## EXCERPTED DATA
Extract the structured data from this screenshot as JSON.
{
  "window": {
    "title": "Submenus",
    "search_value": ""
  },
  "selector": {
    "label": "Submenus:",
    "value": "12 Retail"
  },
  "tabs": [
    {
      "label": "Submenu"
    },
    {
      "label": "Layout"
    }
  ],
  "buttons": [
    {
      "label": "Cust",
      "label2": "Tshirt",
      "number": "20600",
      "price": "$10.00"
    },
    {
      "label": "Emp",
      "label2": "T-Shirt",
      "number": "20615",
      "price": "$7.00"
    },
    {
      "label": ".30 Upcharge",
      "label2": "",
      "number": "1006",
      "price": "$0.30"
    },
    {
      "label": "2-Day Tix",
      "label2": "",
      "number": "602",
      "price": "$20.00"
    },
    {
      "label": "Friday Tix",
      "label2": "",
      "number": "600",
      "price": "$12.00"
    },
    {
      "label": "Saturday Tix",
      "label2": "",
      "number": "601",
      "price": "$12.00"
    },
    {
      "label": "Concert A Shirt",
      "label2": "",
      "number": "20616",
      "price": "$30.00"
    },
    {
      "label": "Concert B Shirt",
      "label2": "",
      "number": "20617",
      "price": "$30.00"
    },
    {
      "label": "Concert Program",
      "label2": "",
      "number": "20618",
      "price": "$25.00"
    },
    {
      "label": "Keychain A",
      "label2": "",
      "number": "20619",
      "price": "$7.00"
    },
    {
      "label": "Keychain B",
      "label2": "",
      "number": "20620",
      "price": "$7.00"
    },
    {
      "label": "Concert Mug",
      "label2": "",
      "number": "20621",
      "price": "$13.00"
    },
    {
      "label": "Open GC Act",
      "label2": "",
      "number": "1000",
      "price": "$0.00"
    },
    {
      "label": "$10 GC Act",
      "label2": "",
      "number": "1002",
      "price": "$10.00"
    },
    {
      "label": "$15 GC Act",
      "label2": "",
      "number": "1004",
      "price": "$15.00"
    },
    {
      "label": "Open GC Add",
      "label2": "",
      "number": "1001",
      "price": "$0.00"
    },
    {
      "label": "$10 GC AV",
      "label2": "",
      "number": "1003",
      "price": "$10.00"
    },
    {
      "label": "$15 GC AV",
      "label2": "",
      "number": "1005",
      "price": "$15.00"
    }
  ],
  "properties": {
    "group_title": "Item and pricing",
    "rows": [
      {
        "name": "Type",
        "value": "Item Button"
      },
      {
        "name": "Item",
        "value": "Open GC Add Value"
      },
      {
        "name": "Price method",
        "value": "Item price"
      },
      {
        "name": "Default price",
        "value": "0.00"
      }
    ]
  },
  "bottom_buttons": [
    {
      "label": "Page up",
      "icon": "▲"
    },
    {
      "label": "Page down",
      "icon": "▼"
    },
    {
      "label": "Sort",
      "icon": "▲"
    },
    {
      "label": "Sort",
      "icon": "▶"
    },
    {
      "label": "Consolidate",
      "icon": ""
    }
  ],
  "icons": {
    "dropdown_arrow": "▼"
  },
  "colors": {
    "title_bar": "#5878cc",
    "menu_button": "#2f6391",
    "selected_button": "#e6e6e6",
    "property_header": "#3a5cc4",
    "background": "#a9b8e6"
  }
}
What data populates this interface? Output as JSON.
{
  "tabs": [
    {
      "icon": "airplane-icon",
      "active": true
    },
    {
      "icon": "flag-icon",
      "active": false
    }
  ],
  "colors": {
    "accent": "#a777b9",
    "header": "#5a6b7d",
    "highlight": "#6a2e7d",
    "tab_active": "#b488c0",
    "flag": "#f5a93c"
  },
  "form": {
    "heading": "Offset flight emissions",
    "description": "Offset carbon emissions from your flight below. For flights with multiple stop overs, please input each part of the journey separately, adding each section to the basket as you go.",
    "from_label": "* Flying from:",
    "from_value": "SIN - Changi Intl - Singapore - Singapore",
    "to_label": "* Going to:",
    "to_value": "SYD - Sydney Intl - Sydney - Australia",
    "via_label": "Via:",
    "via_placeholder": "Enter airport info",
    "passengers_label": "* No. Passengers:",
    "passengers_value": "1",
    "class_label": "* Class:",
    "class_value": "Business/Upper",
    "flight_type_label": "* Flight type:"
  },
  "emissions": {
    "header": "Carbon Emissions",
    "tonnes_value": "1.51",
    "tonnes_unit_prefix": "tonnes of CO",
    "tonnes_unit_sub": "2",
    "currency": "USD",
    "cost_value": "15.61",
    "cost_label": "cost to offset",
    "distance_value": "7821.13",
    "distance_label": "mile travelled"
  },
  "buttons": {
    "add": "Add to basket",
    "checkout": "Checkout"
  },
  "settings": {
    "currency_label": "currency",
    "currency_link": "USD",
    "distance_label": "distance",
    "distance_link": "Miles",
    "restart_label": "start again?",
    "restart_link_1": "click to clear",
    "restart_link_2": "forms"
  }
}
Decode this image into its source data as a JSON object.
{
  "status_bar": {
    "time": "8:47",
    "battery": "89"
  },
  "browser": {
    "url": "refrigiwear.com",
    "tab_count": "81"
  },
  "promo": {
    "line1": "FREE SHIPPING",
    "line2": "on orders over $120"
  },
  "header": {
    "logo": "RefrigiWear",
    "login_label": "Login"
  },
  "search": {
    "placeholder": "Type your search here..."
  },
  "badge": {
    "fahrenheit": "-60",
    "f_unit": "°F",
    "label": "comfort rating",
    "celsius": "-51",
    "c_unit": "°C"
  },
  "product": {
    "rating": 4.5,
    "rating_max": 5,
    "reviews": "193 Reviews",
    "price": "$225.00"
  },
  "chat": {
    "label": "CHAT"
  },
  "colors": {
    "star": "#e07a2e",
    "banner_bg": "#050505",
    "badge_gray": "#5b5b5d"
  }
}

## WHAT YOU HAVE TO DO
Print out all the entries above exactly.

## TASK ANSWER
Extract the structured data from this screenshot as JSON.
{
  "window": {
    "title": "Submenus",
    "search_value": ""
  },
  "selector": {
    "label": "Submenus:",
    "value": "12 Retail"
  },
  "tabs": [
    {
      "label": "Submenu"
    },
    {
      "label": "Layout"
    }
  ],
  "buttons": [
    {
      "label": "Cust",
      "label2": "Tshirt",
      "number": "20600",
      "price": "$10.00"
    },
    {
      "label": "Emp",
      "label2": "T-Shirt",
      "number": "20615",
      "price": "$7.00"
    },
    {
      "label": ".30 Upcharge",
      "label2": "",
      "number": "1006",
      "price": "$0.30"
    },
    {
      "label": "2-Day Tix",
      "label2": "",
      "number": "602",
      "price": "$20.00"
    },
    {
      "label": "Friday Tix",
      "label2": "",
      "number": "600",
      "price": "$12.00"
    },
    {
      "label": "Saturday Tix",
      "label2": "",
      "number": "601",
      "price": "$12.00"
    },
    {
      "label": "Concert A Shirt",
      "label2": "",
      "number": "20616",
      "price": "$30.00"
    },
    {
      "label": "Concert B Shirt",
      "label2": "",
      "number": "20617",
      "price": "$30.00"
    },
    {
      "label": "Concert Program",
      "label2": "",
      "number": "20618",
      "price": "$25.00"
    },
    {
      "label": "Keychain A",
      "label2": "",
      "number": "20619",
      "price": "$7.00"
    },
    {
      "label": "Keychain B",
      "label2": "",
      "number": "20620",
      "price": "$7.00"
    },
    {
      "label": "Concert Mug",
      "label2": "",
      "number": "20621",
      "price": "$13.00"
    },
    {
      "label": "Open GC Act",
      "label2": "",
      "number": "1000",
      "price": "$0.00"
    },
    {
      "label": "$10 GC Act",
      "label2": "",
      "number": "1002",
      "price": "$10.00"
    },
    {
      "label": "$15 GC Act",
      "label2": "",
      "number": "1004",
      "price": "$15.00"
    },
    {
      "label": "Open GC Add",
      "label2": "",
      "number": "1001",
      "price": "$0.00"
    },
    {
      "label": "$10 GC AV",
      "label2": "",
      "number": "1003",
      "price": "$10.00"
    },
    {
      "label": "$15 GC AV",
      "label2": "",
      "number": "1005",
      "price": "$15.00"
    }
  ],
  "properties": {
    "group_title": "Item and pricing",
    "rows": [
      {
        "name": "Type",
        "value": "Item Button"
      },
      {
        "name": "Item",
        "value": "Open GC Add Value"
      },
      {
        "name": "Price method",
        "value": "Item price"
      },
      {
        "name": "Default price",
        "value": "0.00"
      }
    ]
  },
  "bottom_buttons": [
    {
      "label": "Page up",
      "icon": "▲"
    },
    {
      "label": "Page down",
      "icon": "▼"
    },
    {
      "label": "Sort",
      "icon": "▲"
    },
    {
      "label": "Sort",
      "icon": "▶"
    },
    {
      "label": "Consolidate",
      "icon": ""
    }
  ],
  "icons": {
    "dropdown_arrow": "▼"
  },
  "colors": {
    "title_bar": "#5878cc",
    "menu_button": "#2f6391",
    "selected_button": "#e6e6e6",
    "property_header": "#3a5cc4",
    "background": "#a9b8e6"
  }
}
What data populates this interface? Output as JSON.
{
  "tabs": [
    {
      "icon": "airplane-icon",
      "active": true
    },
    {
      "icon": "flag-icon",
      "active": false
    }
  ],
  "colors": {
    "accent": "#a777b9",
    "header": "#5a6b7d",
    "highlight": "#6a2e7d",
    "tab_active": "#b488c0",
    "flag": "#f5a93c"
  },
  "form": {
    "heading": "Offset flight emissions",
    "description": "Offset carbon emissions from your flight below. For flights with multiple stop overs, please input each part of the journey separately, adding each section to the basket as you go.",
    "from_label": "* Flying from:",
    "from_value": "SIN - Changi Intl - Singapore - Singapore",
    "to_label": "* Going to:",
    "to_value": "SYD - Sydney Intl - Sydney - Australia",
    "via_label": "Via:",
    "via_placeholder": "Enter airport info",
    "passengers_label": "* No. Passengers:",
    "passengers_value": "1",
    "class_label": "* Class:",
    "class_value": "Business/Upper",
    "flight_type_label": "* Flight type:"
  },
  "emissions": {
    "header": "Carbon Emissions",
    "tonnes_value": "1.51",
    "tonnes_unit_prefix": "tonnes of CO",
    "tonnes_unit_sub": "2",
    "currency": "USD",
    "cost_value": "15.61",
    "cost_label": "cost to offset",
    "distance_value": "7821.13",
    "distance_label": "mile travelled"
  },
  "buttons": {
    "add": "Add to basket",
    "checkout": "Checkout"
  },
  "settings": {
    "currency_label": "currency",
    "currency_link": "USD",
    "distance_label": "distance",
    "distance_link": "Miles",
    "restart_label": "start again?",
    "restart_link_1": "click to clear",
    "restart_link_2": "forms"
  }
}
Decode this image into its source data as a JSON object.
{
  "status_bar": {
    "time": "8:47",
    "battery": "89"
  },
  "browser": {
    "url": "refrigiwear.com",
    "tab_count": "81"
  },
  "promo": {
    "line1": "FREE SHIPPING",
    "line2": "on orders over $120"
  },
  "header": {
    "logo": "RefrigiWear",
    "login_label": "Login"
  },
  "search": {
    "placeholder": "Type your search here..."
  },
  "badge": {
    "fahrenheit": "-60",
    "f_unit": "°F",
    "label": "comfort rating",
    "celsius": "-51",
    "c_unit": "°C"
  },
  "product": {
    "rating": 4.5,
    "rating_max": 5,
    "reviews": "193 Reviews",
    "price": "$225.00"
  },
  "chat": {
    "label": "CHAT"
  },
  "colors": {
    "star": "#e07a2e",
    "banner_bg": "#050505",
    "badge_gray": "#5b5b5d"
  }
}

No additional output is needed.